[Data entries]
* * * * * * * * *

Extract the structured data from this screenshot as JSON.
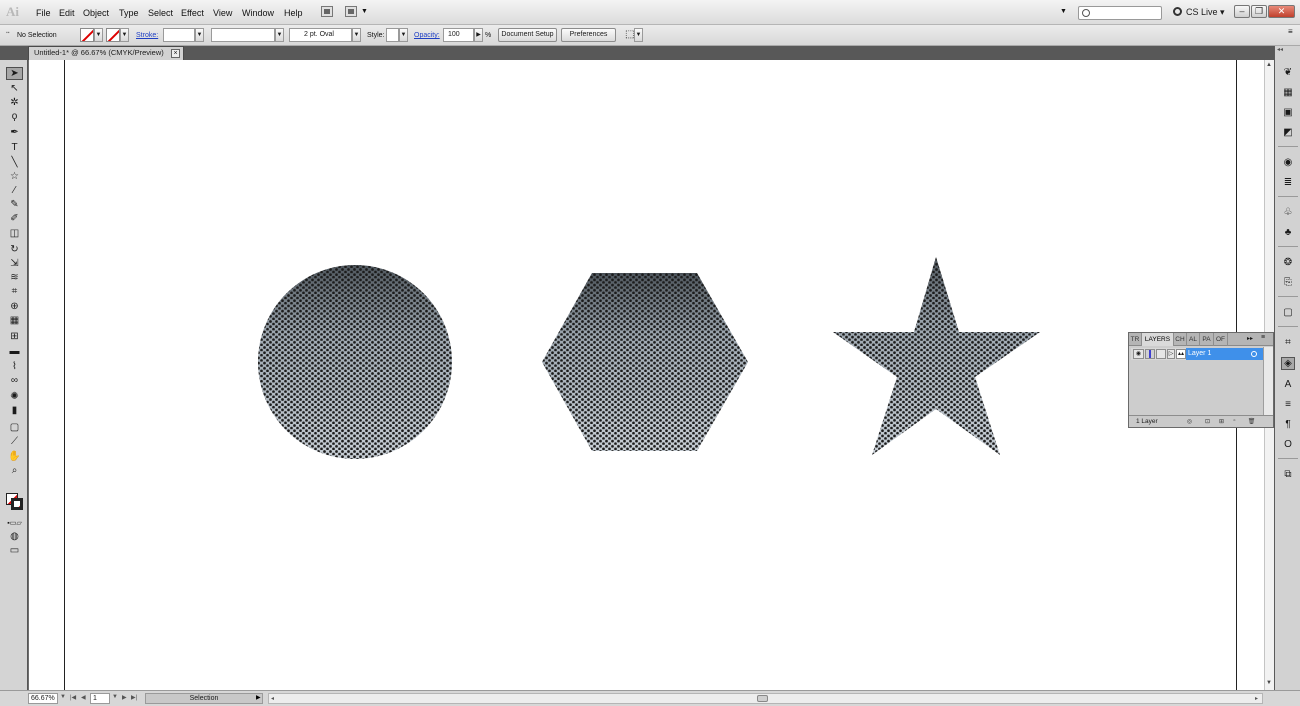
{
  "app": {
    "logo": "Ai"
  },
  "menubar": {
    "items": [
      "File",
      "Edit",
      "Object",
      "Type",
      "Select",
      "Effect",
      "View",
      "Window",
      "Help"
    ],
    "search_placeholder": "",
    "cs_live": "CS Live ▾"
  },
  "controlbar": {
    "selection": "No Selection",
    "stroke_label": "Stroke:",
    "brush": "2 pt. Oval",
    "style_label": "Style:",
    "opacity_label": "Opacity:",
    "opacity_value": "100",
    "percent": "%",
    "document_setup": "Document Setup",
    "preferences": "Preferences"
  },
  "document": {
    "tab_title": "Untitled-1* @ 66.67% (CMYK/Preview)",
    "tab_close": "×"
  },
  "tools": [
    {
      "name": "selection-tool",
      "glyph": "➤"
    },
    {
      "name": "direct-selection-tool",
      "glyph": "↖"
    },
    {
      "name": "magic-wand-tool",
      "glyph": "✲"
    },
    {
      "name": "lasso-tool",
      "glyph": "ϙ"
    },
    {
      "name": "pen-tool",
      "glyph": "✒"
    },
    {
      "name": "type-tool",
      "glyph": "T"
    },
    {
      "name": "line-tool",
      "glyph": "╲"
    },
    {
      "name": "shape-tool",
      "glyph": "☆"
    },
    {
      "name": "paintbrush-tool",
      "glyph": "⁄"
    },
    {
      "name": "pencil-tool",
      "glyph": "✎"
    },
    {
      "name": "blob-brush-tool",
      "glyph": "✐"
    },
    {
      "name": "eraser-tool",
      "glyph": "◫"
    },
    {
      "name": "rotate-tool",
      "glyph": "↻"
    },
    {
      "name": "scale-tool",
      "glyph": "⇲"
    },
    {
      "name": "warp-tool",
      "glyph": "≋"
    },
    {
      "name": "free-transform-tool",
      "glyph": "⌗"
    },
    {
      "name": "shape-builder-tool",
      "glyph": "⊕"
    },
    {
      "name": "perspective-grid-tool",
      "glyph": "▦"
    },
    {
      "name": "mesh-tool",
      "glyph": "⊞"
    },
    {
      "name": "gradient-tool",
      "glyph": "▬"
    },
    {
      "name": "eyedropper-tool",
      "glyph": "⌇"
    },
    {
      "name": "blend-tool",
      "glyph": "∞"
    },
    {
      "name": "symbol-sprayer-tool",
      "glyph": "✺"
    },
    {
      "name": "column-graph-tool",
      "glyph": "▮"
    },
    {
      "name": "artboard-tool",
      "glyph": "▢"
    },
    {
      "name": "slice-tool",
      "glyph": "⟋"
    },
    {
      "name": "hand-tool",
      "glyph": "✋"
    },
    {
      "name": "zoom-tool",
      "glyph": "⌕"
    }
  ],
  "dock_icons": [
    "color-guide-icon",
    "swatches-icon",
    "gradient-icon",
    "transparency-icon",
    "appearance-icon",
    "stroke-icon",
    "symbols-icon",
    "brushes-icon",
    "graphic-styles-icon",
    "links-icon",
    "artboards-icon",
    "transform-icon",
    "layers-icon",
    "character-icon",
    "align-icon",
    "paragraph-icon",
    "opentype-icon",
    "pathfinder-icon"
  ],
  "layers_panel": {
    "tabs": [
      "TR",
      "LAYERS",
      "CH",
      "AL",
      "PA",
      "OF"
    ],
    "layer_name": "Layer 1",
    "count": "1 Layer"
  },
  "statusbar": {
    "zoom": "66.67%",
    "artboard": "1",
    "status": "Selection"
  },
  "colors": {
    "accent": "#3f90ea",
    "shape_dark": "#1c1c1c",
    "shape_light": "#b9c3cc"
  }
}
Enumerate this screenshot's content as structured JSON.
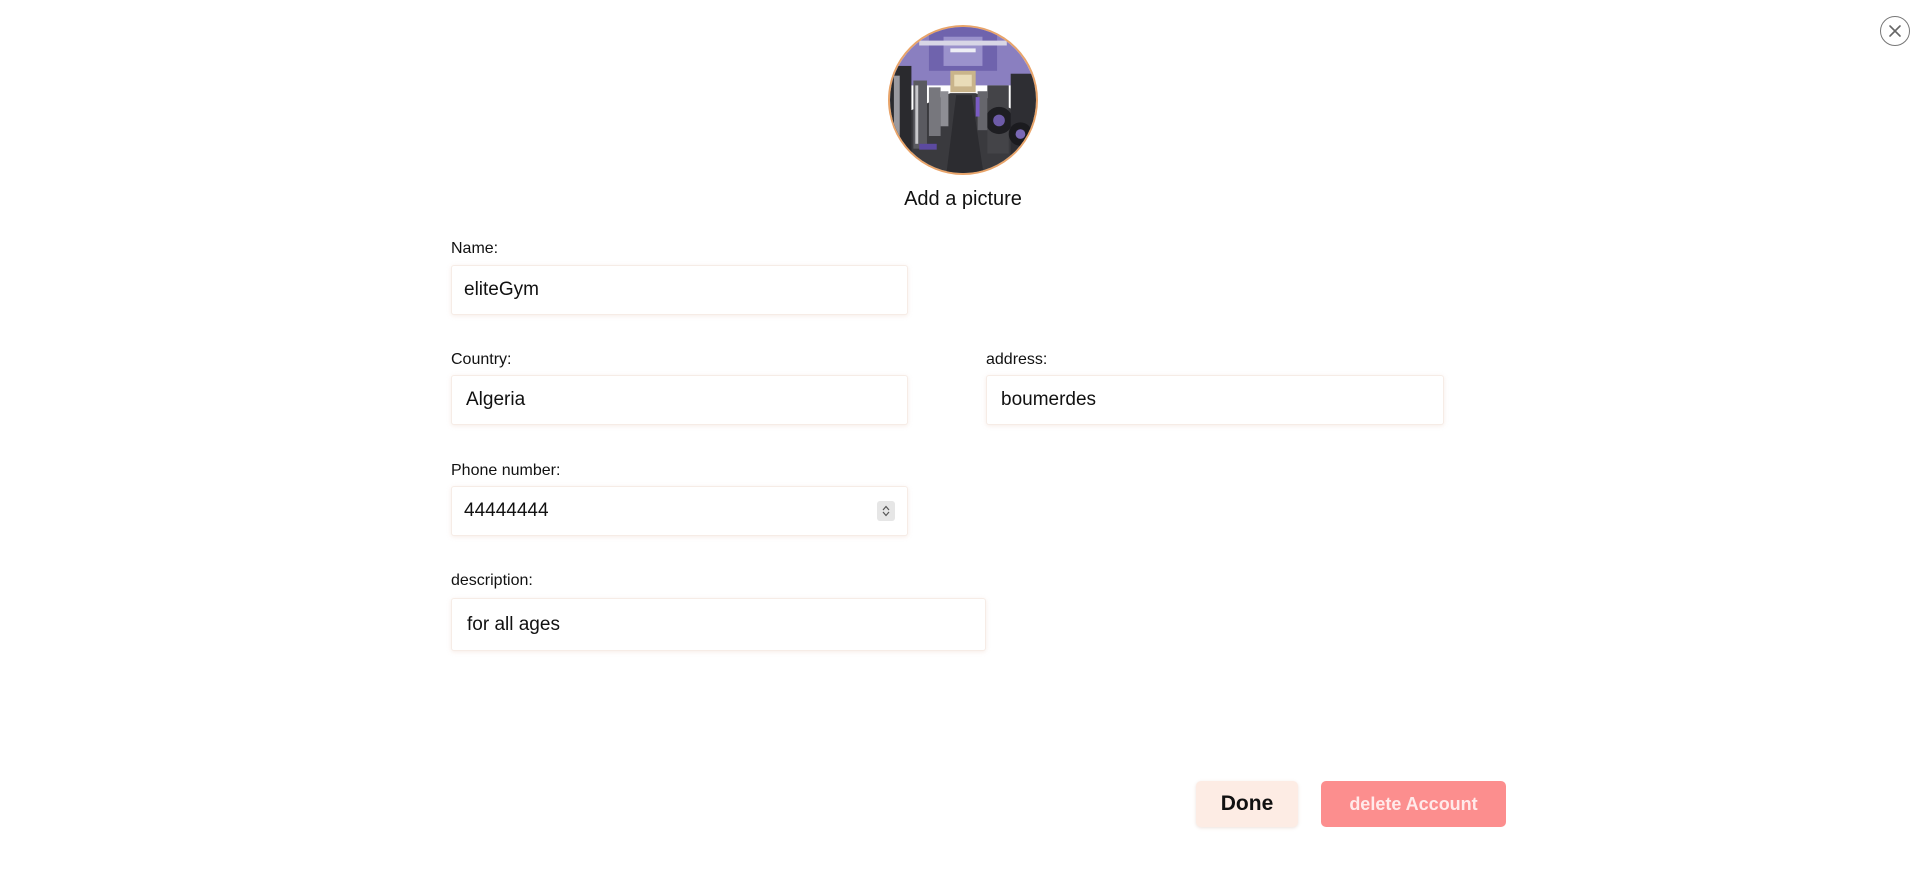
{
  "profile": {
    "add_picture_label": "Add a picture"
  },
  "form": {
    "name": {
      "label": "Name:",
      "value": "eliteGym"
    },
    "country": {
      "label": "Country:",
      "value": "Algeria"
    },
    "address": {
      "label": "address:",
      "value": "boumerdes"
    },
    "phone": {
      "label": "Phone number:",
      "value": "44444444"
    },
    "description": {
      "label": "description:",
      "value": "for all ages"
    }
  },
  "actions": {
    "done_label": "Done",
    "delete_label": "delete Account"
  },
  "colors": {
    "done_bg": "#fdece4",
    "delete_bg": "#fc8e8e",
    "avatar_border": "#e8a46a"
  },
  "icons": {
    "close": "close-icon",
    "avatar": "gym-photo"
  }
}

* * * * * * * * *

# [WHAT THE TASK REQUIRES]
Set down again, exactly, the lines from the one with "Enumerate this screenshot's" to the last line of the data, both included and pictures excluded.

# [WRITTEN SOLUTION]
Enumerate this screenshot's content as structured JSON.
{
  "profile": {
    "add_picture_label": "Add a picture"
  },
  "form": {
    "name": {
      "label": "Name:",
      "value": "eliteGym"
    },
    "country": {
      "label": "Country:",
      "value": "Algeria"
    },
    "address": {
      "label": "address:",
      "value": "boumerdes"
    },
    "phone": {
      "label": "Phone number:",
      "value": "44444444"
    },
    "description": {
      "label": "description:",
      "value": "for all ages"
    }
  },
  "actions": {
    "done_label": "Done",
    "delete_label": "delete Account"
  },
  "colors": {
    "done_bg": "#fdece4",
    "delete_bg": "#fc8e8e",
    "avatar_border": "#e8a46a"
  },
  "icons": {
    "close": "close-icon",
    "avatar": "gym-photo"
  }
}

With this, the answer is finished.